Although still moderate by historical standards, the expected growth rates puts Canada along with the U.S. in the top tier of the Group of Seven industrial nations.

The global economy, led by China, also was given a modest upgrade to 3.5 per cent this year and 4.1 per cent next.

“In Canada, the recovery is well advanced with room for policy-makers to respond flexibly to changes in the economic outlook, including by allowing full operation of automatic fiscal stabilizers and resorting to stimulus should the recovery threaten to falter,” the Washington-based economic organization states.

The 2012 forecast for Canada is now in line with the consensus of Canadian economists, although the IMF is still a little gloomier about 2013.

The fund sees unemployment remaining mostly unchanged in the next two years at 7.4 and 7.3 per cent respectively.

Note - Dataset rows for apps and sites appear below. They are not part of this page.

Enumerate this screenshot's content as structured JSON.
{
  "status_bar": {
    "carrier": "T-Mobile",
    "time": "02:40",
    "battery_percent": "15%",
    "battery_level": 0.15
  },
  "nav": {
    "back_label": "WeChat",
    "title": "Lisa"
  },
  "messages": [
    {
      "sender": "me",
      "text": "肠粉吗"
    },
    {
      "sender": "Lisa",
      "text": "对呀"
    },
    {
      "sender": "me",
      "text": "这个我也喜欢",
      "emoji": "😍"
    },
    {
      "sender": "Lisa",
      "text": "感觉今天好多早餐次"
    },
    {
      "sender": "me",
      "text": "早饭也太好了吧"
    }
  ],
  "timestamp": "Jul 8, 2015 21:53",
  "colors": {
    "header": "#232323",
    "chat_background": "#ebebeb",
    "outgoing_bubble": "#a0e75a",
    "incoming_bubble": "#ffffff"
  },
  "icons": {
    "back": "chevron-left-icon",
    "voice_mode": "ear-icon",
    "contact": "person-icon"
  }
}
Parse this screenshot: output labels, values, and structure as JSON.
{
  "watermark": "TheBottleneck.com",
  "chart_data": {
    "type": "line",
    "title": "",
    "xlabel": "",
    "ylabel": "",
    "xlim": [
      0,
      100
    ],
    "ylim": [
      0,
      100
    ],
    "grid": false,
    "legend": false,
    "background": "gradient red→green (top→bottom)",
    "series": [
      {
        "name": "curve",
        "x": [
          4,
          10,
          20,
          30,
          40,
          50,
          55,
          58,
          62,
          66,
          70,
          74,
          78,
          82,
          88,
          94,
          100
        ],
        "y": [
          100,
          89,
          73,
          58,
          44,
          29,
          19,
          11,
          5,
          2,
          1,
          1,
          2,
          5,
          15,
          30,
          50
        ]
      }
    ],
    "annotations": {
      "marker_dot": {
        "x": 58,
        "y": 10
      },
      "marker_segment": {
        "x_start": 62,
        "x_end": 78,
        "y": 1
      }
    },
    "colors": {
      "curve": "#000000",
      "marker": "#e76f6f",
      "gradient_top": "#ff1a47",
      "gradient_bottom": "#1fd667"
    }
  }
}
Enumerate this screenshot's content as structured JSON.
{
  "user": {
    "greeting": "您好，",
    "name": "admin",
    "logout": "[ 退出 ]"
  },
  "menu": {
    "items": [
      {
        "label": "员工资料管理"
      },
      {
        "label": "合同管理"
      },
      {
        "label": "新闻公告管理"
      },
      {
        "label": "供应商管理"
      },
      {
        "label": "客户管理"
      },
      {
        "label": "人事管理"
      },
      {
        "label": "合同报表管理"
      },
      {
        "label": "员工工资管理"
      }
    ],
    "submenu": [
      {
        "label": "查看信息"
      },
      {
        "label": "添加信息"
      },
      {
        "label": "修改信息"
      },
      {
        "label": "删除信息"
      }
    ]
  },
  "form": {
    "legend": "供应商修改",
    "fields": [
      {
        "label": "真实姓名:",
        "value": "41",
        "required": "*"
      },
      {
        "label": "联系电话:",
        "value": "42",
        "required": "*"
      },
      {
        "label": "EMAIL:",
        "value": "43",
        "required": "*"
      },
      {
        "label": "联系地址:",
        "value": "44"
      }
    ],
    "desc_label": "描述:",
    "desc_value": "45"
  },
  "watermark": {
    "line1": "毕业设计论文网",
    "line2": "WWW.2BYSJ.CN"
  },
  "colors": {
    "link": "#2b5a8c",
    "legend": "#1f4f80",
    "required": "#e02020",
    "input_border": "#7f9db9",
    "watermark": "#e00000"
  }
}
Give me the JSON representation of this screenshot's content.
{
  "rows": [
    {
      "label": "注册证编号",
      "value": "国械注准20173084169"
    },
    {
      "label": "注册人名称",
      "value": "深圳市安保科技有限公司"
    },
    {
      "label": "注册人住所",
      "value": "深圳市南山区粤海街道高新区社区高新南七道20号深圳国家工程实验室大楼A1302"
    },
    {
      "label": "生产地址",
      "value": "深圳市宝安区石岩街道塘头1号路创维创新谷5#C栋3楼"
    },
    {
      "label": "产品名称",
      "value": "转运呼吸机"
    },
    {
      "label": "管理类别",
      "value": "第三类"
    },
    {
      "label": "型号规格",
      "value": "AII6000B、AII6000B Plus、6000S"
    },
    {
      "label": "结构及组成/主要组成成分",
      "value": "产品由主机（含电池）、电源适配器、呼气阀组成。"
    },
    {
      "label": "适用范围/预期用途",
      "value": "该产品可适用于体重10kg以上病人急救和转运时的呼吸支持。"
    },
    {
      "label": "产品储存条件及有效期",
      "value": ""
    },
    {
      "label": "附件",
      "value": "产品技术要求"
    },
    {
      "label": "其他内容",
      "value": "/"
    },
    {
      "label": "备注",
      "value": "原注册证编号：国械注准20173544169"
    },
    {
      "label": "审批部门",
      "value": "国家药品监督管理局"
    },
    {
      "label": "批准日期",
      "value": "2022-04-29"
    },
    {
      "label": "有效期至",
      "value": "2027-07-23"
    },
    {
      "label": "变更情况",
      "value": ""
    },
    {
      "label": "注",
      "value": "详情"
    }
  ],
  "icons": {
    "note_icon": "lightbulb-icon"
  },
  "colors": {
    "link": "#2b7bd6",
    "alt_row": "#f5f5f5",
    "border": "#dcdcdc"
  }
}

Still, the IMF report is full of dark foreboding about the risks and uncertainties darkening the outlook.

It sees Europe’s debt crisis as far from settled, having the potential to spread contagion to other advanced economies, including the U.S. and indirectly Canada. As well, emerging economies might not perform as well as thought.

Meanwhile, there are heightened fears that political instability in the Middle East could result in a spike to oil prices, political gridlock in the Washington could tie the hands of policy-makers, and that emerging nations might underperform against expectations.

The IMF calls to the downside risks to the U.S. and Canada outlook “significant.”

“In Canada, the housing market is an area of potential vulnerability, with high house prices and rising household indebtedness,” it states.

“Strong spillovers to Canada from the United Sates mean it is also exposed to the risks” of a re-emergence of the European debt crisis, and a weaker recovery in the U.S..

The IMF’s warning about household indebtedness — now at a near record 151 per cent of annual disposable income — echoes recent comments from Bank of Canada governor Mark Carney, who views it the top domestic vulnerability.

Earlier Tuesday, Carney kept the bank’s target interest rate at one per cent although he has admitted such a low setting is encouraging some Canadians to borrow beyond what is wise. The alternative, however — hiking borrowing costs — risks damaging the economy by slowing down activity and boosting the loonie, analysts note.

While Carney has been reluctant to take his foot off the monetary accelerator, Finance Minister Jim Flaherty took the opposite tract on the fiscal side last month, introducing a budget that applies the brakes on spending and cuts 19,000 public service jobs.

At the moment, the IMF appears to agree with the fiscal restraint, but it adds as a caveat that should conditions deteriorate, “there is policy room” to reverse course.

The federal government is in position to resort to stimulus financing, the IMF says, given that its level of debt is well below that of other G7 countries.